Mouse Lock is the canonical term for when a game (or other application) removes the mouse cursor from view and interprets mouse motion for something else, e.g. looking around in a 3D world. To date this has not been possible for web applications without a plugin, which makes many game genres and other applications just terrible to use. (e.g. forcing users to drag the mouse button to pan the view, while a native application would use the mouse button for something else, e.g. interacting with the world.).

Good news: I've been working on a w3c specification to address this. The feature is available for developers to experiment with now in Chrome (details below). And, a FireFox implementation is on it's way too, thanks primarily to David Humphrey using it as a class project.

Today the first Chrome Canary build is available to try the feature out:

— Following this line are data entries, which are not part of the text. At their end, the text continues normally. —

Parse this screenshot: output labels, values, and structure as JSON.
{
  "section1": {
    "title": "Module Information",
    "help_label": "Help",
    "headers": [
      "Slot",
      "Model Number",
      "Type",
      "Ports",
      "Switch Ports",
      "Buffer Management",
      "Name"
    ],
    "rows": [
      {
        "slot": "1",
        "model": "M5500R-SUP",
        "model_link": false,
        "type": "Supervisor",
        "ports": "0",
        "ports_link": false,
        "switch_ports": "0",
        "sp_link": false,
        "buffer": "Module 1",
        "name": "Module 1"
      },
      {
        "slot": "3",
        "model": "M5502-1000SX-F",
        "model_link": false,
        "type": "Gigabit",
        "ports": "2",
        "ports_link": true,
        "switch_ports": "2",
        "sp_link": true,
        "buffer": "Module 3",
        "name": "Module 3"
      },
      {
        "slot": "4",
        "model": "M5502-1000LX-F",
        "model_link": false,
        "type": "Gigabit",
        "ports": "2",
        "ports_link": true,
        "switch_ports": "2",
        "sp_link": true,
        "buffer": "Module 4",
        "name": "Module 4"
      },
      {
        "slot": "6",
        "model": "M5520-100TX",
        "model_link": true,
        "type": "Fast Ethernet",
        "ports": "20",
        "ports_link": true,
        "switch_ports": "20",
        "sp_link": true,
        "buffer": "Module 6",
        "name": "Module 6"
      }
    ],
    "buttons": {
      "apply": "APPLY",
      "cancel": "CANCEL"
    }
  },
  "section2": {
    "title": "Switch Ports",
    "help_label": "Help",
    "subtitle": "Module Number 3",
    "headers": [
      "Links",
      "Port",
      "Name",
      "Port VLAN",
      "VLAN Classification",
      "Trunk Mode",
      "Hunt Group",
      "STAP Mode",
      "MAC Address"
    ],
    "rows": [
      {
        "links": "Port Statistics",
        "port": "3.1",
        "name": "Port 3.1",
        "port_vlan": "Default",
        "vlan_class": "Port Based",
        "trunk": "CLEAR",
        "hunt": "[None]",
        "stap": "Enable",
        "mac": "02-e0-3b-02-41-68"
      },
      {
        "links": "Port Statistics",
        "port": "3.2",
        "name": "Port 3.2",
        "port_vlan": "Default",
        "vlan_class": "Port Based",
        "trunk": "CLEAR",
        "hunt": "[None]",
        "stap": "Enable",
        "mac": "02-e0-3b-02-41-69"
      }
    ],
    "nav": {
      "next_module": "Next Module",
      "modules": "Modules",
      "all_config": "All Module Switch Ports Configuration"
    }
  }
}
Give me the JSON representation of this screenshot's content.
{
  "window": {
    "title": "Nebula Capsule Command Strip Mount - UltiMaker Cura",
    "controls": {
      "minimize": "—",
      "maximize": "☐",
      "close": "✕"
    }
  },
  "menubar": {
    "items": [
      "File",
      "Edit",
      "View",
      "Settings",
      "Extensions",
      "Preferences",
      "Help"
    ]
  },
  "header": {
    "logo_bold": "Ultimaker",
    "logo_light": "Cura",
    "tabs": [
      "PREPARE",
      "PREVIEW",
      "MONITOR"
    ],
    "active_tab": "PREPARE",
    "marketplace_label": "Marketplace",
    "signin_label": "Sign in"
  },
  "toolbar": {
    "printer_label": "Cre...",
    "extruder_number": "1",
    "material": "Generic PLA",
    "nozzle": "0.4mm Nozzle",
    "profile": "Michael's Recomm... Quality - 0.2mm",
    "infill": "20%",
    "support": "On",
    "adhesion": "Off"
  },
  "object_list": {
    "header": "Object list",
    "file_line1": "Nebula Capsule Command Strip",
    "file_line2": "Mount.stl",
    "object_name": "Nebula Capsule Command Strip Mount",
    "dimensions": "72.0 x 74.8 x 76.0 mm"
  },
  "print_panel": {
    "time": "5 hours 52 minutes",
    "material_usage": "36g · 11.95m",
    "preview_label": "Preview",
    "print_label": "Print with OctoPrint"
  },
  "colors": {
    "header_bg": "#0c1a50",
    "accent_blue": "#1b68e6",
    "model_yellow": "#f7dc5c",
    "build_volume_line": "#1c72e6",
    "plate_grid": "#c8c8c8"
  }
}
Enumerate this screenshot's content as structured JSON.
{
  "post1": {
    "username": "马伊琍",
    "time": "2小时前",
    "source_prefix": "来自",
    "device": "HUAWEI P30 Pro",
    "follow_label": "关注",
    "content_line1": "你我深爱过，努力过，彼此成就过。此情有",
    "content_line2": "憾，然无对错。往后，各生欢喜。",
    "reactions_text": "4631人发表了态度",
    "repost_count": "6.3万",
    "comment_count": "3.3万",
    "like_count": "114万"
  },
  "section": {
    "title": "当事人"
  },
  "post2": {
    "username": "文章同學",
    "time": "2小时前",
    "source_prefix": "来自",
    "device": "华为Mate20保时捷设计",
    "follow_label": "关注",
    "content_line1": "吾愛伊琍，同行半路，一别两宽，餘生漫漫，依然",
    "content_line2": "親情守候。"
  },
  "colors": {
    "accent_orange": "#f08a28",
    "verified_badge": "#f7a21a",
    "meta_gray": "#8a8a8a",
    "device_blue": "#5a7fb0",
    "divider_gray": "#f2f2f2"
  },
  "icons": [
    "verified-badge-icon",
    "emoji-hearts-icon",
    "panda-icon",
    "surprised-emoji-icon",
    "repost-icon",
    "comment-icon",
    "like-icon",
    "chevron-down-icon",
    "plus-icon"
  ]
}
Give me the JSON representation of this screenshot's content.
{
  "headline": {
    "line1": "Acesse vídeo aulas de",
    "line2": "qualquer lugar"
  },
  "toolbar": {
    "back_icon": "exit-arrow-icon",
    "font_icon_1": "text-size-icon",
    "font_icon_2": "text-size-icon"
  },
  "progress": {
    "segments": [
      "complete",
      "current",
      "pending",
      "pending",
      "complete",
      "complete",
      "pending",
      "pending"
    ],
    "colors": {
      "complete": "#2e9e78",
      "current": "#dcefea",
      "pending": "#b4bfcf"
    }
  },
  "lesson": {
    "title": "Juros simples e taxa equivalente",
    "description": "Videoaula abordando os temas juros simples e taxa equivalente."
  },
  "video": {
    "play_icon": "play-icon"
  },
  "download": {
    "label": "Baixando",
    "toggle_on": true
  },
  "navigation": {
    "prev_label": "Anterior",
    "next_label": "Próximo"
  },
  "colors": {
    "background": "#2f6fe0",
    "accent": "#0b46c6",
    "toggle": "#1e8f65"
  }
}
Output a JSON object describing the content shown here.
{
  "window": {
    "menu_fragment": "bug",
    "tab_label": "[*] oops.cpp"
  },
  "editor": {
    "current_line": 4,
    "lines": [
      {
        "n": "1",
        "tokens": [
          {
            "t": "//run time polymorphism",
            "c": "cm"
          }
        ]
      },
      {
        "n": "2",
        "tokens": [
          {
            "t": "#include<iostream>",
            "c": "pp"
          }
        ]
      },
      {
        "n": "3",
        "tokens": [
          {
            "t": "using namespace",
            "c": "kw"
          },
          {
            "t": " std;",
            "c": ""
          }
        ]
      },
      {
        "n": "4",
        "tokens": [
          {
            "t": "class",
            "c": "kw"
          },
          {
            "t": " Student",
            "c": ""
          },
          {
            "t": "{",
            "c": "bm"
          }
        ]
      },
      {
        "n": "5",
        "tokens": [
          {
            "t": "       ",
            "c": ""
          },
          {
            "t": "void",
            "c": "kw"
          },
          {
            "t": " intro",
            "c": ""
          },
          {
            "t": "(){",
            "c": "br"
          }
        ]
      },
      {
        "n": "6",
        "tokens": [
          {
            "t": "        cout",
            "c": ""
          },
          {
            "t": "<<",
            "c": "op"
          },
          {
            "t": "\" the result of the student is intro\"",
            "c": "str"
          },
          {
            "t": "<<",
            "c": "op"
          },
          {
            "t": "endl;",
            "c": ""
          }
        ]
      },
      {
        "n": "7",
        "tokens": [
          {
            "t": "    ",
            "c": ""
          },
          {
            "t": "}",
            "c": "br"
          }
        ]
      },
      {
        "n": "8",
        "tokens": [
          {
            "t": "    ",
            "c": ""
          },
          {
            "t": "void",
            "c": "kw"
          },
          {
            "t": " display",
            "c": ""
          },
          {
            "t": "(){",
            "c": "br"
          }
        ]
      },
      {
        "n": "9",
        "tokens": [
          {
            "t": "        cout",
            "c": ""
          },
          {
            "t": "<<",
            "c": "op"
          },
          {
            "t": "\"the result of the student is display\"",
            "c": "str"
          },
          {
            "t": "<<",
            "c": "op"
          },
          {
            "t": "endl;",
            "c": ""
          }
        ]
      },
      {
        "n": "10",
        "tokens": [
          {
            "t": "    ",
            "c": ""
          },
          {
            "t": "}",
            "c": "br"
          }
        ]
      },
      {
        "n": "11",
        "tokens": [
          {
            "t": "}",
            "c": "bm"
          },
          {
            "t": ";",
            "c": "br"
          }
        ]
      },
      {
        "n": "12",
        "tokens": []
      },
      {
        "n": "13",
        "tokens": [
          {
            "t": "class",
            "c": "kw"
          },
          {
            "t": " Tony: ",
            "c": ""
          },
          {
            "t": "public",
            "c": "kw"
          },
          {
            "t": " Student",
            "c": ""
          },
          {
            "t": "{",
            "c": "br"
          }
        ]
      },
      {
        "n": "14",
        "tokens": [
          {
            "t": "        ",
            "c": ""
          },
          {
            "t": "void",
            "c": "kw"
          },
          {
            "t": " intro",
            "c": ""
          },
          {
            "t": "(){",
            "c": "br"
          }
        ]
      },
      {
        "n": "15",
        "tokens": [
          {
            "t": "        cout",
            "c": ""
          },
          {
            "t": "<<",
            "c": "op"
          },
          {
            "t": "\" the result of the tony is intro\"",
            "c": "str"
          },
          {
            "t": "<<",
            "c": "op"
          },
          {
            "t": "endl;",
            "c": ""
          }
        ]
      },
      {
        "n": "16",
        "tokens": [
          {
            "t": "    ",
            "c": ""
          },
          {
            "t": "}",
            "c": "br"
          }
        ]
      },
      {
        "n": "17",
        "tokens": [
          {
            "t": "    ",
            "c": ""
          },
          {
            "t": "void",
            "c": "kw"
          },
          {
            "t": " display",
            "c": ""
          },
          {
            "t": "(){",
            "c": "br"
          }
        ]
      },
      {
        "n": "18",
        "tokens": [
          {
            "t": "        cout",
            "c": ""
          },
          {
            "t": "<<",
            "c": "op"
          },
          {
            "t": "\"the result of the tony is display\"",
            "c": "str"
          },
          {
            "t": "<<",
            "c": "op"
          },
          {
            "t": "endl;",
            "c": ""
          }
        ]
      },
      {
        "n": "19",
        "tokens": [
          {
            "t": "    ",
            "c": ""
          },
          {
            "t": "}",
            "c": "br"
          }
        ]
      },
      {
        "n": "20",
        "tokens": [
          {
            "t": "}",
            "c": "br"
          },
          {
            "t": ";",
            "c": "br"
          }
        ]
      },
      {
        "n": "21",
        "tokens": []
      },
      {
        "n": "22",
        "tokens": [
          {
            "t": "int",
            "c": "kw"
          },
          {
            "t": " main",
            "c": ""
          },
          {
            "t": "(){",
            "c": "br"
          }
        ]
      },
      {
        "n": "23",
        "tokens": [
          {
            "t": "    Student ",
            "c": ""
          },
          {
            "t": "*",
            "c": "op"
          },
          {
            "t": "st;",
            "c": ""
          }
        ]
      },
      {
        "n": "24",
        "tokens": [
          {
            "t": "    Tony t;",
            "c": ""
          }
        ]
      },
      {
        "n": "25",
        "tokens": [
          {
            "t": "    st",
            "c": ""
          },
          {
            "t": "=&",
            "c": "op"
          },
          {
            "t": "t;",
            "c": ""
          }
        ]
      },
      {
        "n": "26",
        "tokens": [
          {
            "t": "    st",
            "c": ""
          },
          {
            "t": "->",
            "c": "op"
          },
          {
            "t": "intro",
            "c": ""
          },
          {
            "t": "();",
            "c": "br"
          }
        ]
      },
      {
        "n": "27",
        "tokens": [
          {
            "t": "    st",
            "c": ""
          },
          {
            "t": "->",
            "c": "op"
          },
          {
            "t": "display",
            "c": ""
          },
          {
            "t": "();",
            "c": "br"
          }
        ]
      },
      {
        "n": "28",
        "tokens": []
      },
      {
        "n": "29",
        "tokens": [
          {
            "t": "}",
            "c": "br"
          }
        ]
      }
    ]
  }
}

  • Get a build.
    • Chrome Canary builds auto-update daily and install without interfering with your normal installation of Chrome, they're the way to go since they're so easy. Unless your on Linux, where you need to just get a recent Linux Build.
  • Enable pointer lock.
    • Navigate to about:flags, find Enable Pointer Lock, and restart (there's a button below).
  • Try a demo.
    • is a nice one from Brandon Jones and what you see in the screenshot above. It's a quake 3 BSP viewer.
    • Others are sure to show up soon, minutes after landing the keystone WebKit patch I received a few IMs and emails from excited developers. 
  • Go Fullscreen. (more on that later)
    • In Brandon's demo find the fullscreen button in the bottom right corner. (It has to be JavaScript initiated fullscreen, not chrome's "presentation mode".)
  • Allow the site to disable your mouse cursor.
    • This setting is remembered for each site, and can be forgotten in Chrome's preferences / content settings.
  • Read some doc
There's a lot that will be changing with this. First, I have several issues still to deal with in the WebKit implementation, a security review will certainly find more, and oh yeah we're going to overhaul the spec to be as identical as possible to the Fullscreen spec.

Some have asked if pointer lock will be forever restricted to fullscreen mode. No, in fact by the time the JavaScript bindings ship without developer flags I'm hoping to have removed the restriction, and if not then soon after. The only real requirement is that the user not suffer from a poorly behaving website. At the moment that means if a site spams lock requests that we require a user-gesture (e.g. clicking on the web page content, or pressing a key). Fullscreen currently requires the same, so we hide in it's shadow, but I'll implement the check even in windowed mode.

Chrome 19 is the earliest JavaScript pointer lock could ship without a developer flag, but it's predicated on many things coming into place. However, Native Client apps have been able to use it since Chrome 16.

Developers interested in the nitty gritty implementation details can see the chromium bug To follow along, please only star the issue (top left). If  you've made awesome demos and add this feature, drop a comment here. ;)

Happy locking.

Tuesday, January 17, 2012

Automatic Screen Window Titles in Bash and Vim

I finally configured screen to display the list of windows open with useful titles. Here are the few bits I needed

First, if you don't know what I'm talking about:
I occasionally SSH into work, and when I do I use a program called screen that can host multiple terminal shells. It can persist those shells and allow me to reconnect if I get disconnected or want to change computers I'm working on.

BTW, I always start screen with screen -RaAd -S x

  • -a   include all capabilities ...
  • -A   Adapt  the sizes of all windows ...
  • -d -R   Reattach a session and if necessary detach or even create it first.
  • -S Name of the session

The default configuration makes it hard to keep track of how many terminals you have running, and what they are doing. I made three changes that help my personal workflow:

Add a persistent display at the bottom of screen
In .screenrc I appended this line:
hardstatus alwayslastline "%{=b}%{G} Screen(s): %{b}%w %=%{kG}%C%A  %D, %M/%d/%Y "

Source: Julien Chaffraix, a coworker.

Set the current directory name as the window title from bash
In .bashrc I appended these lines:

if [ "$TERM" = "screen" ]; then
  screen_set_window_title () {
    local HPWD="$PWD"
    case $HPWD in
      $HOME) HPWD="~";;

      ## long name option:
      # $HOME/*) HPWD="~${HPWD#$HOME}";;

      ## short name option:
      *) HPWD=`basename "$HPWD"`;;

    printf '\ek%s\e\\' "$HPWD"
  PROMPT_COMMAND="screen_set_window_title; $PROMPT_COMMAND"

You can see that I'm using a short name for each directory, e.g. "chromium" instead of the full path or suffix path after my home directory, e.g. "~/projects/chromium". You can toggle the commented lines to try alternates.


Set the name of the buffer I'm editing in vim
In .vimrc I appended these lines ("To create ^[, which is escape, you need to enter CTRL+V < Esc"):

if &term == "screen"
  let &titlestring=expand("%:t")
  set t_ts=^[k
  set t_fs=^[\
  set title